The Instagram project joins the growing global Everyday movement inspired by EverydayAfrica, which started in 2012 initially as a Tumblr Blog by photographer Peter DiCampo and writer Austin Merill.

EverydayAfrica inspired similar Instagram accounts put up by mostly professional photographers: EverydayIran, EverydayBronx, EverydayUSA, EverydayEasternEurope, EverydayMyanmar and also to non-geographic issues such as EverydayClimateChange and EverydayIncarceration, among others.

EverydayPhilippines officially started on Jan. 1, 2015 and joins this global movement as it aims to break the visual stereotype of the Philippines being just another Third World country mired in deep poverty.

The goal is to break these stereotypes, says David, who is also a video journalist and whose works have appeared in both local and foreign publications including the Wall Street Journal.

Villafranca, a photographer represented by Getty Images, said it has become difficult to pitch stories about the country because some Western media’s preconceived notions of what the Philippines is.

“The Philippines on its own is very rich (but) when you pitch (stories) to the Western media, there are a lot of misconceptions,” says Villafranca.

And yes some people zero in on the country being just another Third World nation.

Aznar, whose works appear on the pages of the New York Times, thought of coming up with the project so he suggested it to his two friends Villafranca and David, who in turn, happen to have the same idea, inspired by EverydayAfrica’s success.

The rules are simple.

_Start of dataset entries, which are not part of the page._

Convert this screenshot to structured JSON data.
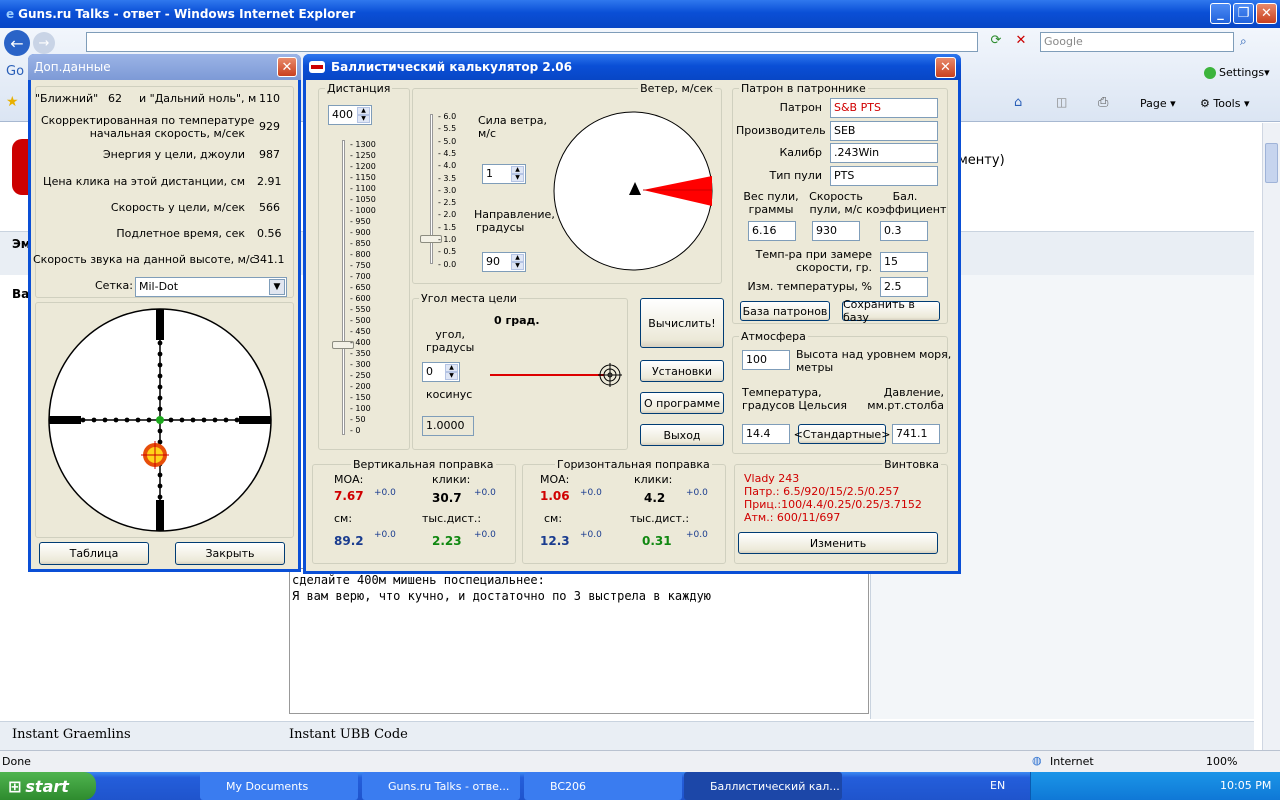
{
  "ie": {
    "title": "Guns.ru Talks - ответ - Windows Internet Explorer",
    "address": "",
    "search_placeholder": "Google",
    "settings": "Settings",
    "page": "Page",
    "tools": "Tools",
    "status": "Done",
    "zone": "Internet",
    "zoom": "100%",
    "right_text": "менту)",
    "sec1": "Эм",
    "sec2": "Ва",
    "instant_graemlins": "Instant Graemlins",
    "instant_ubb": "Instant UBB Code",
    "text_line1": "сделайте 400м мишень поспециальнее:",
    "text_line2": "Я вам верю, что кучно, и достаточно по 3 выстрела в каждую"
  },
  "dop": {
    "title": "Доп.данные",
    "near_label": "\"Ближний\"",
    "near_value": "62",
    "far_label": "и \"Дальний ноль\", м",
    "far_value": "110",
    "corr_label1": "Скорректированная по температуре",
    "corr_label2": "начальная скорость, м/сек",
    "corr_value": "929",
    "energy_label": "Энергия у цели, джоули",
    "energy_value": "987",
    "click_label": "Цена клика на этой дистанции, см",
    "click_value": "2.91",
    "speed_label": "Скорость у цели, м/сек",
    "speed_value": "566",
    "time_label": "Подлетное время, сек",
    "time_value": "0.56",
    "sound_label": "Скорость звука на данной высоте, м/с",
    "sound_value": "341.1",
    "grid_label": "Сетка:",
    "grid_value": "Mil-Dot",
    "table_btn": "Таблица",
    "close_btn": "Закрыть"
  },
  "calc": {
    "title": "Баллистический калькулятор 2.06",
    "distance": {
      "label": "Дистанция",
      "value": "400",
      "ticks": [
        "1300",
        "1250",
        "1200",
        "1150",
        "1100",
        "1050",
        "1000",
        "950",
        "900",
        "850",
        "800",
        "750",
        "700",
        "650",
        "600",
        "550",
        "500",
        "450",
        "400",
        "350",
        "300",
        "250",
        "200",
        "150",
        "100",
        "50",
        "0"
      ]
    },
    "wind": {
      "label": "Ветер, м/сек",
      "force_label1": "Сила ветра,",
      "force_label2": "м/с",
      "force_value": "1",
      "dir_label1": "Направление,",
      "dir_label2": "градусы",
      "dir_value": "90",
      "ticks": [
        "6.0",
        "5.5",
        "5.0",
        "4.5",
        "4.0",
        "3.5",
        "3.0",
        "2.5",
        "2.0",
        "1.5",
        "1.0",
        "0.5",
        "0.0"
      ]
    },
    "angle": {
      "label": "Угол места цели",
      "deg_text": "0 град.",
      "angle_label1": "угол,",
      "angle_label2": "градусы",
      "angle_value": "0",
      "cos_label": "косинус",
      "cos_value": "1.0000"
    },
    "buttons": {
      "compute": "Вычислить!",
      "settings": "Установки",
      "about": "О программе",
      "exit": "Выход"
    },
    "cartridge": {
      "label": "Патрон в патроннике",
      "patron_label": "Патрон",
      "patron_value": "S&B PTS",
      "maker_label": "Производитель",
      "maker_value": "SEB",
      "caliber_label": "Калибр",
      "caliber_value": ".243Win",
      "bullet_label": "Тип пули",
      "bullet_value": "PTS",
      "weight_label1": "Вес пули,",
      "weight_label2": "граммы",
      "weight_value": "6.16",
      "speed_label1": "Скорость",
      "speed_label2": "пули, м/с",
      "speed_value": "930",
      "bc_label1": "Бал.",
      "bc_label2": "коэффициент",
      "bc_value": "0.3",
      "temp_label1": "Темп-ра при замере",
      "temp_label2": "скорости, гр.",
      "temp_value": "15",
      "change_label": "Изм. температуры, %",
      "change_value": "2.5",
      "base_btn": "База патронов",
      "save_btn": "Сохранить в базу"
    },
    "atmo": {
      "label": "Атмосфера",
      "alt_value": "100",
      "alt_label1": "Высота над уровнем моря,",
      "alt_label2": "метры",
      "temp_label1": "Температура,",
      "temp_label2": "градусов Цельсия",
      "press_label1": "Давление,",
      "press_label2": "мм.рт.столба",
      "temp_value": "14.4",
      "std_btn": "<Стандартные>",
      "press_value": "741.1"
    },
    "vert": {
      "label": "Вертикальная поправка",
      "moa_label": "МОА:",
      "moa": "7.67",
      "moa_d": "+0.0",
      "clicks_label": "клики:",
      "clicks": "30.7",
      "clicks_d": "+0.0",
      "cm_label": "см:",
      "cm": "89.2",
      "cm_d": "+0.0",
      "mil_label": "тыс.дист.:",
      "mil": "2.23",
      "mil_d": "+0.0"
    },
    "horiz": {
      "label": "Горизонтальная поправка",
      "moa_label": "МОА:",
      "moa": "1.06",
      "moa_d": "+0.0",
      "clicks_label": "клики:",
      "clicks": "4.2",
      "clicks_d": "+0.0",
      "cm_label": "см:",
      "cm": "12.3",
      "cm_d": "+0.0",
      "mil_label": "тыс.дист.:",
      "mil": "0.31",
      "mil_d": "+0.0"
    },
    "rifle": {
      "label": "Винтовка",
      "line1": "Vlady 243",
      "line2": "Патр.: 6.5/920/15/2.5/0.257",
      "line3": "Приц.:100/4.4/0.25/0.25/3.7152",
      "line4": "Атм.:  600/11/697",
      "change_btn": "Изменить"
    }
  },
  "taskbar": {
    "start": "start",
    "items": [
      "My Documents",
      "Guns.ru Talks - отве...",
      "BC206",
      "Баллистический кал..."
    ],
    "lang": "EN",
    "clock": "10:05 PM"
  }
}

The project is open to other photographers and the photographs must be, as much as possible, phone-camera captured, visually stunning and must provide contexts.

“There are many photographs and stories but what is important is to put the context,” Aznar says.

Photographers can then post their photos on their individual Instagram accounts and use the hashtag #EverydayPhilippines and from this, the three proponents then curate the photographs that appear on this hashtag search before reposting these on the EverydayPhilippines account.

And true enough, the result is a visually stunning tapestry of vignettes of life in the Philippines that entices the audience to take a closer look at a nation whose daily life is so rich in history, culture and magic realism. 

Thursday, September 8, 2016

On Self Preservation

Behind the driver’s seat, I listened intently to his story. He’s been driving all his life, the only skill he knows that can earn him a living. For two years, many moons ago, he was in the Kingdom of Saudi Arabia, too, driving under the scorching heat of the Middle Eastern sun, serving the thousands or so servants of the King. 

He’s been driving his brother’s car for a month now, to bring commuters to wherever they need to go. Brother is in Qatar, earning a living, for his daughter who is left in Manila with her grandparent. 

Back to the driver. He’s earning a decent amount every month but things could be better. Much, much better, he says. 

And so he wants to try his luck again abroad. In Bahrain this time to earn more and more and more. Life abroad is difficult. Very, very difficult but what can he do? 

"The loneliness can kill you," he says.

"But it’s where the money is." 

The stories of survival in the Philippines are varied as they are endless. 

In the streets of Metro Manila at night, small time drug pushers are playing cat-and-mouse chase with the police and vigilante groups. 

Everyone’s trying to survive the times -- in the most mundane of hours, the most difficult days. 

And it’s not only a matter of life and death. It's also about one’s happiness and sanity.

There are a hundred and one ways to do it — from the illegal to the overt. 

Those in unhappy marriages, for instance, take in paramours and those who fall in love with their paramours just try to fight the misery. 

Some wives settle with their philandering husbands for the family to survive. 

Others just go on with their lives, just winging it, surviving on other people’s skills, talents and perhaps, even money. 

We all have our ways. 

As for me, I write to survive. I write to stay sane. I write to breathe. Most of all, as Anais Nin said, I write to taste life twice.